The budget contains the government’s tax-raising or tax-lowering commitments and outlines its public service spending plans for the year ahead.

Because Scotland, Wales and Northern Ireland have their own devolved administrations, not everything announced by Hunt will be applicable across the whole country. For instance, spending on defence affects the whole of the UK whereas spending policies he announces for the education sector will apply to England only.

The Scottish government in Edinburgh, for example, runs Scotland’s domestic affairs through a Westminster block grant and has the power to vary its own levels of income tax. Lawmakers at the Scottish Parliament passed the 2024-25 Scottish budget bill late last month.

What is the current state of the UK economy?

The British economy slipped into recession late last year. In February, however, the governor of the Bank of England (BoE), Andrew Bailey, said there were now “distinct signs of an upturn”.

Despite this, mortgage rates for many British homeowners remain cripplingly high as a result of economic decisions taken by former Conservative Prime Minister Liz Truss and her chancellor, Kwasi Kwarteng, less than two years ago.

For his part, Sunak maintains that the economy of the UK, where BoE interest rates remain at a 15-year high of 5.25 percent, is “on the right track”.

Which part of the budget will come under the most scrutiny?

Reports suggest that Hunt is considering personal tax cuts for working people. It is widely expected that Hunt will make a cut of 2 percentage points to National Insurance, a tax that helps to pay for some state benefits.
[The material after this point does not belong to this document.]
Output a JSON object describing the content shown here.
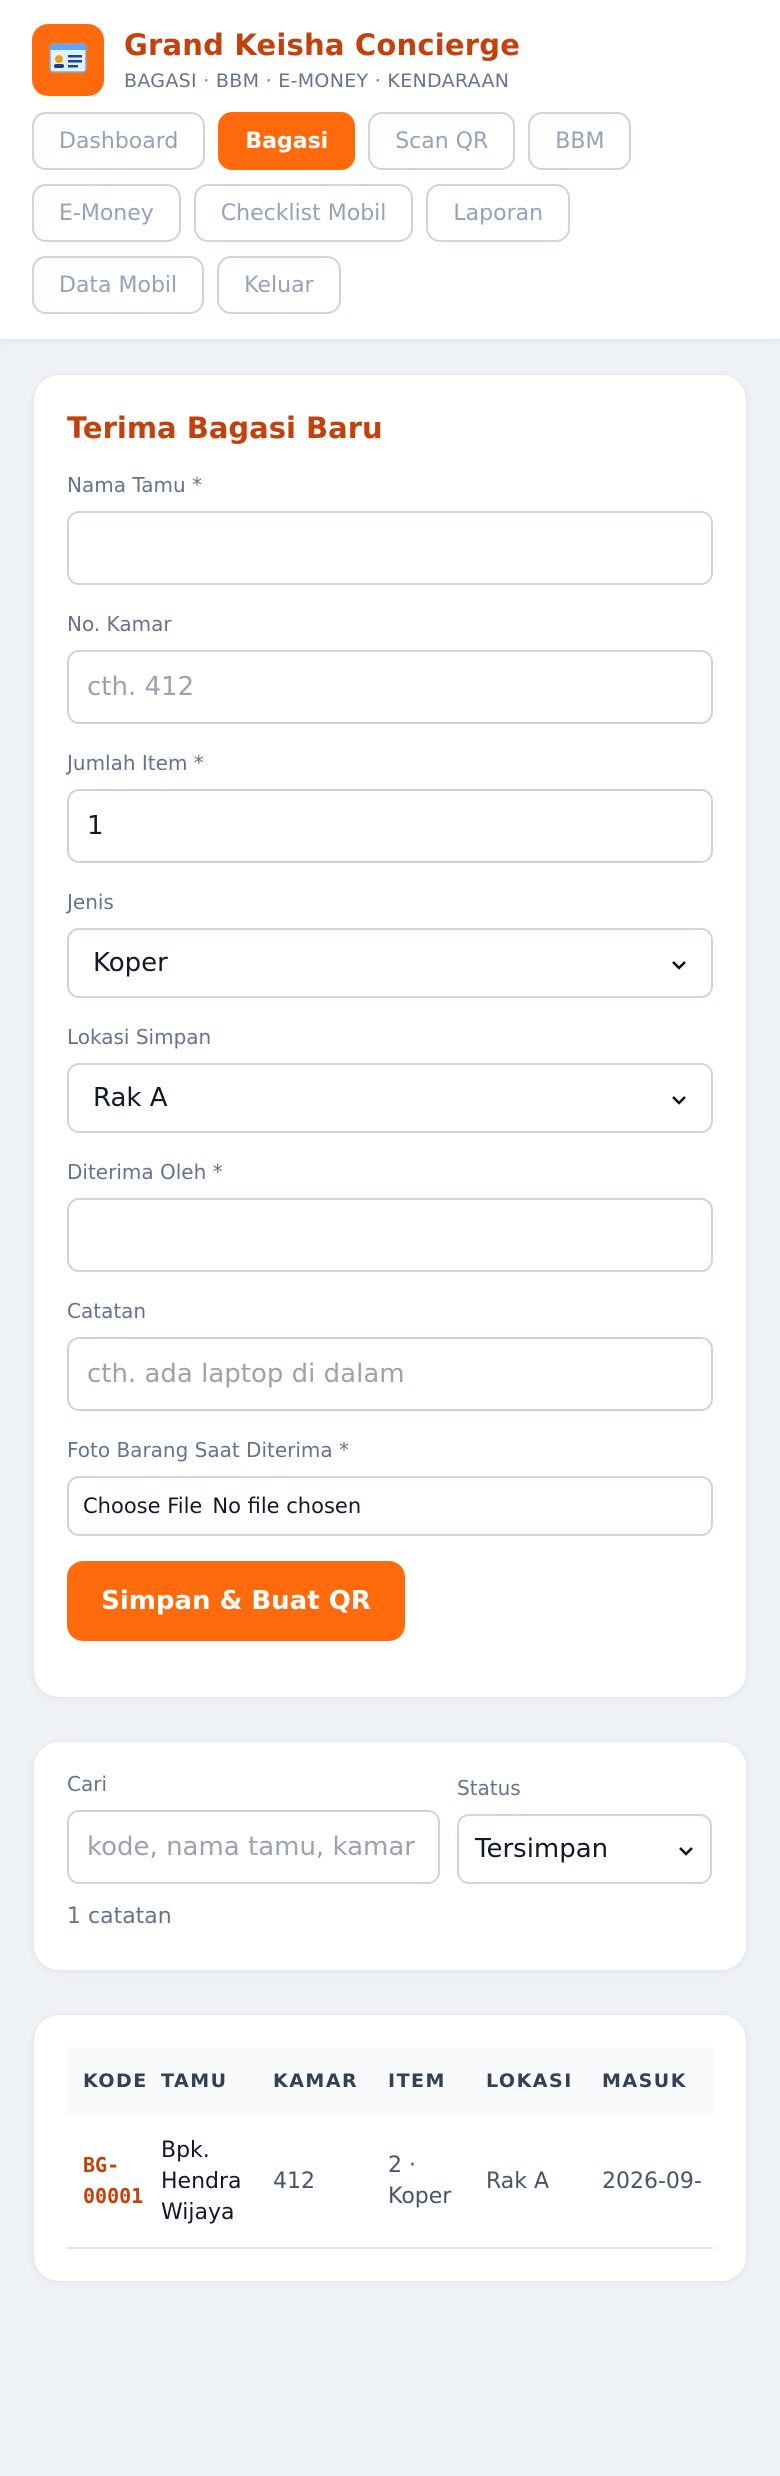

Making National Insurance payments counts towards one’s entitlement to the state pension in the UK.

But indications are that the chancellor, limited by financial constraints, will be able to make only modest changes despite the Conservative instinct to boost economic growth by lowering taxes.

“Cutting tax is a shibboleth for the Conservative right,” James Mitchell, a professor at the University of Edinburgh’s School of Social and Political Science, told Al Jazeera. “Every Conservative chancellor needs to either cut taxes, show that is the intention in time or explain why tax cuts are not immediately possible.”

Last week, the Institute for Fiscal Studies (IFS) warned the government not to make uncosted tax cuts. Indeed, the spectre of Truss’s calamitous reign as prime minister – which came to an ignoble end after just 44 days following the decision of Kwarteng to make unfunded tax relief pledges in September 2022, causing the British economy to tank – hangs ominously over Hunt.

“Hunt will … be well aware that any bold measure could backfire as it did spectacularly under Truss,” Mitchell said.

“The chancellor also clearly does not come from that wing of the party and may take a longer-term view and recognise he does not want to go down in history alongside Kwarteng as one of the most fiscally foolish chancellors in history. Much may hinge on whether he inclines towards appealing to his party’s core or a reputation for competence.”

Is the 2024 UK budget particularly significant?

Being this close to a general election means the budget is particularly important. The forthcoming general election has to be held no later than January 28.

The budget is, according to observers, something of a last chance saloon for a Conservative Party that is about 20 points behind the Labour Party, the main opposition party, in opinion polls.

So as well as offering the Conservatives the chance to court voters through some kind of tax-cutting initiative, the budget also provides Hunt with the opportunity to spike Labour’s guns.

What else might the chancellor announce?

According to reports, the chancellor may take aim at the Labour Party’s two proposed sources of revenue as a future UK government – abolishing the so-called “non-dom” status (used by some UK residents, mostly wealthy, to avoid paying tax on money made abroad) and an extended windfall tax on energy companies.

Speculation is rife that Hunt will commandeer these Labour policies in Wednesday’s budget in a bid to derail opposition spending plans – and raise the money required to cut personal taxes for workers.

Source: Al Jazeera